Eventually, another older woman got on the bus and I gladly gave her my seat. The grumpy one suddenly wasn’t so grumpy.
When I saw her attitude change, I realized I may have just had my first encounter with being treated differently because of where I’m from or the color of my skin (or lack of color…whatever is politically correct).
I’m a white girl from Idaho. Home life is about as colorful as mayonnaise with seven percent ketchup. That’s some pretty light fry sauce.
Here I’m the seven percent ketchup.
But I love it here anyway. I’m sitting in my hammock writing right now and it’s 63 degrees of awesome. The locals think it’s cold, but I couldn’t be more comfortable.
Our house is on a mountain and I can see the light from San Jose turning the clouds lavender.
Inside I know the lizards in our shower, Carne & Pollo, are waiting for us to go to sleep so they can escape. At least…I hope they’re thinking of escape.
Despite the grouchy grandmas (and lizards in the shower), Costa Rica has a beauty, unlike anything I’ve seen before.

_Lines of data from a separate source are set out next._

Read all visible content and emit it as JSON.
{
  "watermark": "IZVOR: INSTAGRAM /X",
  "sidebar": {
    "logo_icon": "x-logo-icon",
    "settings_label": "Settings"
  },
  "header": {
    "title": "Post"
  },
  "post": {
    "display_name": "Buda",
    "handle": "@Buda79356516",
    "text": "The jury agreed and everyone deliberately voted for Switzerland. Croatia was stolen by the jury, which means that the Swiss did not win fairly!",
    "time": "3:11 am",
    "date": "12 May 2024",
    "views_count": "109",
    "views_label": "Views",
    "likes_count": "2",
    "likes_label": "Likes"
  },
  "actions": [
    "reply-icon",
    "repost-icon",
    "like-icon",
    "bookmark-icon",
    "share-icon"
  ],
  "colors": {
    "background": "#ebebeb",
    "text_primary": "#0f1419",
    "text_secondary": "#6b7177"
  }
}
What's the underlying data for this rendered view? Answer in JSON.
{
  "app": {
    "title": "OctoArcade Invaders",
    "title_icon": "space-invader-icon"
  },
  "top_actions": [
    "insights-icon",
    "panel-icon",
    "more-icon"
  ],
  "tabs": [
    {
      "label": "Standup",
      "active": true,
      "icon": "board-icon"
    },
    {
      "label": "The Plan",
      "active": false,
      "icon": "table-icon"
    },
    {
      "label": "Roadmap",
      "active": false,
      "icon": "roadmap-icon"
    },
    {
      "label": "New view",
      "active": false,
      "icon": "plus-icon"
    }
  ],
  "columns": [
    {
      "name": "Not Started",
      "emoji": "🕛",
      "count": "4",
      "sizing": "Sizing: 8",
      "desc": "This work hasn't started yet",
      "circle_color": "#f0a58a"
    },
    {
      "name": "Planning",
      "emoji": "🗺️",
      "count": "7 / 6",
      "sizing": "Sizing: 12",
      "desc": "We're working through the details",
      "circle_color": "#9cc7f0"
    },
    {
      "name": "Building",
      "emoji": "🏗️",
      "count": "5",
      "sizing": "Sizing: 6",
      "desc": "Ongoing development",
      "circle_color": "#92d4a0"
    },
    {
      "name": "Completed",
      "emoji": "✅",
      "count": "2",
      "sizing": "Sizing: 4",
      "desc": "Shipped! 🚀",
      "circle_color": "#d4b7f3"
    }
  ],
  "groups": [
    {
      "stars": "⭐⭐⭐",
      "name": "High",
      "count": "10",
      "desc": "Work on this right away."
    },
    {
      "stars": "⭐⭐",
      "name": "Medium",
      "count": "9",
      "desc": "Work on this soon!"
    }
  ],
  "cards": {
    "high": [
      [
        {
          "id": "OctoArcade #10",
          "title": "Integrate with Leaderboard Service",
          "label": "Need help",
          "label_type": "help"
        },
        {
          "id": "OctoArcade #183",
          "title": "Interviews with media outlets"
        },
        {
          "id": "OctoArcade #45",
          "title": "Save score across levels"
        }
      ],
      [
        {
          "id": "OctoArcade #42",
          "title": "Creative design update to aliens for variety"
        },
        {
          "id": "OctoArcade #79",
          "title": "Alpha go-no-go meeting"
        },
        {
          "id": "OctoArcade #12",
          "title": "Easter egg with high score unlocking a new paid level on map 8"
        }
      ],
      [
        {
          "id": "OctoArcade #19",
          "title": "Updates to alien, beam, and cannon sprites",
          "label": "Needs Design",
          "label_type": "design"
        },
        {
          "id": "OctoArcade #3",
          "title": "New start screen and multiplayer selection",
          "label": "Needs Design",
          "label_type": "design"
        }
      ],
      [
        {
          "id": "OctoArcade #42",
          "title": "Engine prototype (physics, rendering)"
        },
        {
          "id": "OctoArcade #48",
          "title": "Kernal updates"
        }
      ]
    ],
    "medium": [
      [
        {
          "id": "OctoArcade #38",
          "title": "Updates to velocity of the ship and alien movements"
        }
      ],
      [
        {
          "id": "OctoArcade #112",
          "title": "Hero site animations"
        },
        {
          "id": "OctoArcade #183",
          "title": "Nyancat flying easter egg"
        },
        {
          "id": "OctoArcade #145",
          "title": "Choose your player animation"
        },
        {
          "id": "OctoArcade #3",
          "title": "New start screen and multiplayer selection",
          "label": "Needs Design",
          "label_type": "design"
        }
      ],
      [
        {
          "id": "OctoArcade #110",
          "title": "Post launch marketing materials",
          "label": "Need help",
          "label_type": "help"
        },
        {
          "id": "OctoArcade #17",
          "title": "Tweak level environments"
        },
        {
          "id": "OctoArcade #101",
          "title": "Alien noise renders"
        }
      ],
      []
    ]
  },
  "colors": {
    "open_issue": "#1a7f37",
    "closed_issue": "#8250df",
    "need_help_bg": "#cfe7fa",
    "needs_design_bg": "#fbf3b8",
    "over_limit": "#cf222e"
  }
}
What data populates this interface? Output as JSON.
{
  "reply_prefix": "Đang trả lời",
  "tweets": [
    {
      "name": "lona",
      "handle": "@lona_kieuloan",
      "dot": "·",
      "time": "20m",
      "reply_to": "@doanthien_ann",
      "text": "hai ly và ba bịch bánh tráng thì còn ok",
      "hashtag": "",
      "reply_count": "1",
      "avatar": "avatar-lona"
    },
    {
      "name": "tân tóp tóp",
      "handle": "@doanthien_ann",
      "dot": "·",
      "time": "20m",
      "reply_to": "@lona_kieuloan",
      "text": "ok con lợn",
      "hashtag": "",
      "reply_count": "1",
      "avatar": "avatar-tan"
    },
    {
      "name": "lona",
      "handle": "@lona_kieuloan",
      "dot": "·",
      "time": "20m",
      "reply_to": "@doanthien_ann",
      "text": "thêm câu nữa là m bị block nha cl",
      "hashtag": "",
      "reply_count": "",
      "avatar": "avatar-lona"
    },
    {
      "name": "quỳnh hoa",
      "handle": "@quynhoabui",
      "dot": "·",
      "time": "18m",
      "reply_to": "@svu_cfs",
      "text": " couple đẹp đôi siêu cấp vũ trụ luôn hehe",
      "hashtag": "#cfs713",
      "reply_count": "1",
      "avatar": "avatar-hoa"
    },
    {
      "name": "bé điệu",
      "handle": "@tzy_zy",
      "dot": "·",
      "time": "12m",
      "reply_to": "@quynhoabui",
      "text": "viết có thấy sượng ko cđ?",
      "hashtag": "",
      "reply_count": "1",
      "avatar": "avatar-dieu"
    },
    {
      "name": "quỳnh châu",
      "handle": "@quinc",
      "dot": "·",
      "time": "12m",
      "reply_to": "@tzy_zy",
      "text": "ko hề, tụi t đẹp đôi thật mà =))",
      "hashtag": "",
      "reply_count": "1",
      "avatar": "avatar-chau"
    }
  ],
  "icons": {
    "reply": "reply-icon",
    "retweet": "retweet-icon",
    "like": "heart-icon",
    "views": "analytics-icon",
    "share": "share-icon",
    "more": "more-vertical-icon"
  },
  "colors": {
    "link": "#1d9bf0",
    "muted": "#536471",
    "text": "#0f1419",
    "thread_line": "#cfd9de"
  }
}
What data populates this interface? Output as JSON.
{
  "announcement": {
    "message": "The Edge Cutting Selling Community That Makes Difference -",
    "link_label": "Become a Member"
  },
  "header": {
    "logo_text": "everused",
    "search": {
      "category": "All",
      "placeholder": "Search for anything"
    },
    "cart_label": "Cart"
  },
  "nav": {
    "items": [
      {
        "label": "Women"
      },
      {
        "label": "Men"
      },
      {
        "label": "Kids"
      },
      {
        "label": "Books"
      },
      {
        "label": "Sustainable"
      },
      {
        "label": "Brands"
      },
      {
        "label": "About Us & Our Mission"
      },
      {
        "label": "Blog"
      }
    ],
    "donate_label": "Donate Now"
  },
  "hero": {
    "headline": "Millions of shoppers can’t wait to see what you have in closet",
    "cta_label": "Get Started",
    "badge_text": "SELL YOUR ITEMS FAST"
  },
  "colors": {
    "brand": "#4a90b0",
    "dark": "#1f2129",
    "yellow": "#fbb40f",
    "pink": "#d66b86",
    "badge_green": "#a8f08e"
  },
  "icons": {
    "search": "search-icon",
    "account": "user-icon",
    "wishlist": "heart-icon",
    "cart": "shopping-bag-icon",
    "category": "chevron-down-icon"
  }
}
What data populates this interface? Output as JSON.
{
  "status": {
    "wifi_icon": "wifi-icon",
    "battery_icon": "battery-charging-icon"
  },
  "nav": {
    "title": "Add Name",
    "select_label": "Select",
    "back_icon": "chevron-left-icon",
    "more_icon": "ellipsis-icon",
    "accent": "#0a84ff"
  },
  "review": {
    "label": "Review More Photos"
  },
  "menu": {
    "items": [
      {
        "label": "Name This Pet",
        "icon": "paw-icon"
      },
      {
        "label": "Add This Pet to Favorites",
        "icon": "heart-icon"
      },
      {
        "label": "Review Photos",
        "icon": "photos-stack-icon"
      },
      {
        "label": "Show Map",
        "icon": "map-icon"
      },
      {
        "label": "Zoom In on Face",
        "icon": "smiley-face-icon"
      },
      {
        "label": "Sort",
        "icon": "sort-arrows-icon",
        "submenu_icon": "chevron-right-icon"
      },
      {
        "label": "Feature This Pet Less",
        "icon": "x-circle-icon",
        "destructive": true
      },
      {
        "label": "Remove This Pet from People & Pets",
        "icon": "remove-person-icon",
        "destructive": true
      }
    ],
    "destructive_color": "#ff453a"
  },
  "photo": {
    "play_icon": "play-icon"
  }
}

The people (except for grouchy grandma) are so kind and patient.
I have a feeling when the time comes to leave a little bit of me will stay behind and all the rest will be changed into something a little kinder, a little calmer and a little faster to give up my seat to an old lady.
*My cousin Madi and I are in Costa Rica teaching English to little kids for the next three months.
**ILP is the program Madi and I came to Costa Rica with. Check out my What Is ILP page for more information!
***She couldn’t stomp on my feet anymore because her legs were too short to reach after I had moved them.